I’m sure it sounded good on paper. This thriller debut by Director Farren Blackburn was to be a tightly wound psychological piece, taking us through the unravelling of a mother’s mind as her family gets snowed in and experience ghostly happenings. But as you probably guessed – it’s not.
Although the movie shifts much-needed gear in the second part after an unbelievable twist, this chiller remains more schizophrenic than scintillating. It’s not a far shot to guess that writer Christina Hodson might have thought of the plot-twist first before working backwards to set it all up. Her arranged hopes of this thriller domino ended fairly early unfortunately.
The luminous Naomi Watts is Mary Portman, a child psychologist who loses her husband in a car accident at the start of the film. As she copes with her crash-surviving stepson Stephen (Charlie Heaton), who is now quadriplegic, she debates on her abilities as a caretaker to the boy. Ironically, a young patient of hers, Tom (Jacob Tremblay) is being taken away from her just as she is making progress. As she finally sends the boy away with a gift of her son’s scarf and beanie, she feels her potential to help snuffed out yet again.
This state of vulnerability and helplessness is meant to be stretched further, cooped starkly in the isolated house in Maine and the impending snowstorm. But even with some polished cinematography from Yves Bélanger and thoughtful simmering at the start, Shut In is simply preposterous.
When Tom later returns unannounced at her doorstep by himself, then within the next moment, disappears, you’re starting to wonder whose story this is about really. Worried for his safety, his disappearance soon takes on a nightmarish toll as it leads to a statewide search. The guilt-ridden Mary starts to experience ghostly footsteps and mysterious creaks, before going full-blown terrified when scratches start appearing on her son’s cheeks.
Her only confidante is her own therapist Dr. Wilson (Oliver Platt), who has been sharing his opinion and deeming the whole episode to be due to parasomnia. At this point, I wasn’t even aware that she was lacking sleep.
Everything that is positioned for a pay-off seems misfired. Mary’s insomnia wasn’t very pronounced, and her nightmares and scares often turn out to be red herrings – often accompanied by a loud aural clanging cue that grew irksome. Tom’s presence as a spirit isn’t very ghostly. And Stephen certainly isn’t going anywhere. Even when the blizzard hits and the environment traps Mary further in her nightmare – real or otherwise – it doesn’t really feel much that way, as Dr. Wilson easily drives up to her house when a situation arises.

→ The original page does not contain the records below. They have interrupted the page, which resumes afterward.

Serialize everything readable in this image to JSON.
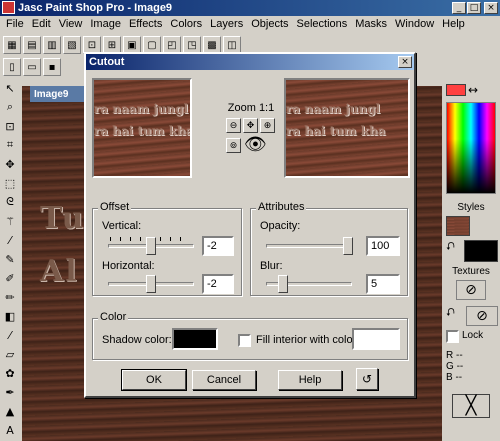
{
  "app": {
    "title": "Jasc Paint Shop Pro - Image9",
    "image_tab": "Image9"
  },
  "menu": [
    "File",
    "Edit",
    "View",
    "Image",
    "Effects",
    "Colors",
    "Layers",
    "Objects",
    "Selections",
    "Masks",
    "Window",
    "Help"
  ],
  "canvas": {
    "line1": "Tu",
    "line2": "Al"
  },
  "palette": {
    "styles_label": "Styles",
    "textures_label": "Textures",
    "lock_label": "Lock",
    "r_label": "R",
    "g_label": "G",
    "b_label": "B",
    "r_value": "--",
    "g_value": "--",
    "b_value": "--"
  },
  "dialog": {
    "title": "Cutout",
    "zoom_label": "Zoom 1:1",
    "preview_text_line1": "ra naam jungl",
    "preview_text_line2": "ra hai tum kha",
    "offset": {
      "label": "Offset",
      "vertical_label": "Vertical:",
      "vertical_value": "-2",
      "horizontal_label": "Horizontal:",
      "horizontal_value": "-2"
    },
    "attributes": {
      "label": "Attributes",
      "opacity_label": "Opacity:",
      "opacity_value": "100",
      "blur_label": "Blur:",
      "blur_value": "5"
    },
    "color": {
      "label": "Color",
      "shadow_label": "Shadow color:",
      "fill_interior_label": "Fill interior with color:",
      "fill_interior_checked": false,
      "shadow_color": "#000000",
      "fill_color": "#ffffff"
    },
    "buttons": {
      "ok": "OK",
      "cancel": "Cancel",
      "help": "Help"
    }
  }
}
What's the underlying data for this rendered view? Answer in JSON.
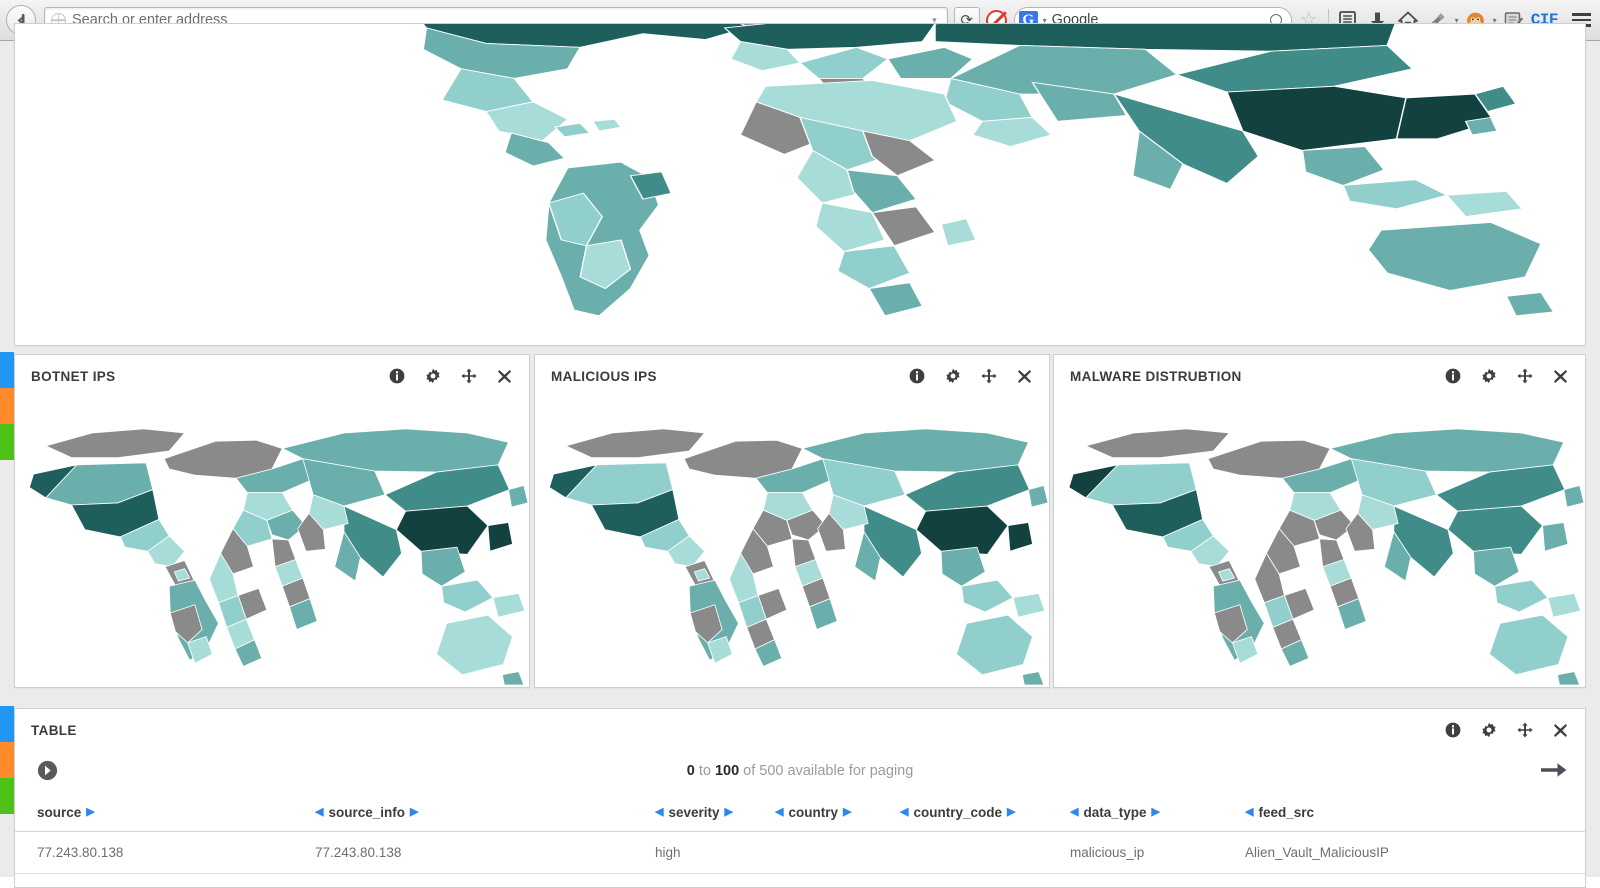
{
  "browser": {
    "back_label": "Back",
    "address_placeholder": "Search or enter address",
    "address_value": "",
    "reload_glyph": "⟳",
    "noscript_label": "NoScript",
    "search_engine": "Google",
    "search_value": "",
    "search_g_letter": "G",
    "bookmark_label": "Bookmark this page",
    "library_label": "Show your library",
    "downloads_label": "Downloads",
    "home_label": "Home",
    "plug_label": "Plugins",
    "monkey_label": "Greasemonkey",
    "notes_label": "Notes",
    "cif_label": "CIF",
    "menu_label": "Open menu",
    "caret_glyph": "▾"
  },
  "edge_strip": {
    "colors": [
      "#2196f3",
      "#ff8b2b",
      "#4fc21a"
    ]
  },
  "map_palette": {
    "nodata": "#8a8a8a",
    "l1": "#a8dcd9",
    "l2": "#90cfcb",
    "l3": "#6aafac",
    "l4": "#3f8c88",
    "l5": "#1e5f5b",
    "l6": "#12413f",
    "ocean": "#ffffff",
    "border": "#ffffff"
  },
  "panels": [
    {
      "id": "overview",
      "title": "",
      "tools": []
    },
    {
      "id": "botnet-ips",
      "title": "BOTNET IPS",
      "tools": [
        "info-icon",
        "gear-icon",
        "move-icon",
        "close-icon"
      ]
    },
    {
      "id": "malicious-ips",
      "title": "MALICIOUS IPS",
      "tools": [
        "info-icon",
        "gear-icon",
        "move-icon",
        "close-icon"
      ]
    },
    {
      "id": "malware-distrubtion",
      "title": "MALWARE DISTRUBTION",
      "tools": [
        "info-icon",
        "gear-icon",
        "move-icon",
        "close-icon"
      ]
    }
  ],
  "table_panel": {
    "title": "TABLE",
    "tools": [
      "info-icon",
      "gear-icon",
      "move-icon",
      "close-icon"
    ],
    "paging": {
      "prev_icon": "prev-page-icon",
      "next_icon": "next-page-icon",
      "from": "0",
      "to_label": "to",
      "to": "100",
      "of_label": "of",
      "total": "500",
      "suffix": "available for paging"
    },
    "columns": [
      {
        "key": "source",
        "label": "source",
        "left_arrow": false,
        "right_arrow": true
      },
      {
        "key": "source_info",
        "label": "source_info",
        "left_arrow": true,
        "right_arrow": true
      },
      {
        "key": "severity",
        "label": "severity",
        "left_arrow": true,
        "right_arrow": true
      },
      {
        "key": "country",
        "label": "country",
        "left_arrow": true,
        "right_arrow": true
      },
      {
        "key": "country_code",
        "label": "country_code",
        "left_arrow": true,
        "right_arrow": true
      },
      {
        "key": "data_type",
        "label": "data_type",
        "left_arrow": true,
        "right_arrow": true
      },
      {
        "key": "feed_src",
        "label": "feed_src",
        "left_arrow": true,
        "right_arrow": false
      }
    ],
    "rows": [
      {
        "source": "77.243.80.138",
        "source_info": "77.243.80.138",
        "severity": "high",
        "country": "",
        "country_code": "",
        "data_type": "malicious_ip",
        "feed_src": "Alien_Vault_MaliciousIP"
      }
    ]
  }
}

After the big reveal midway through the film, it finally becomes a little more bearable as there’s less deliberation and Shut In finally goes straight for a traditional victim-escaping-from-slasher formula. The pacing picks up and though many of her decisions were highly questionable, it at least allowed for some tense moments.
The regular horror viewer must see many parallels to The Shining after the reveal – snow, axe, maniacal killer – but Nicholson’s axe represented horror, while this only gave us lots of bewilderment. Like a scene where Mary, after hearing noises while she was sleeping, saw Tom’s silhouette. She gasps and turns to look again, only to see the figure gone. As she leans back into bed relieved, a small hand appears to cover her mouth and the screen fades to black. I had no idea what that was about.
Shut In could have been a richly psychological piece supported by great production value, but unfortunately left too many doors open. Hodson’s effort is literally too drafty.
The cast, led by a vulnerable and frosty Watts, gives their best but cannot save a script that tries too hard. Please self-medicate with some believability.
The film is currently showing at all major cinemas.
First published: www.moviexclusive.com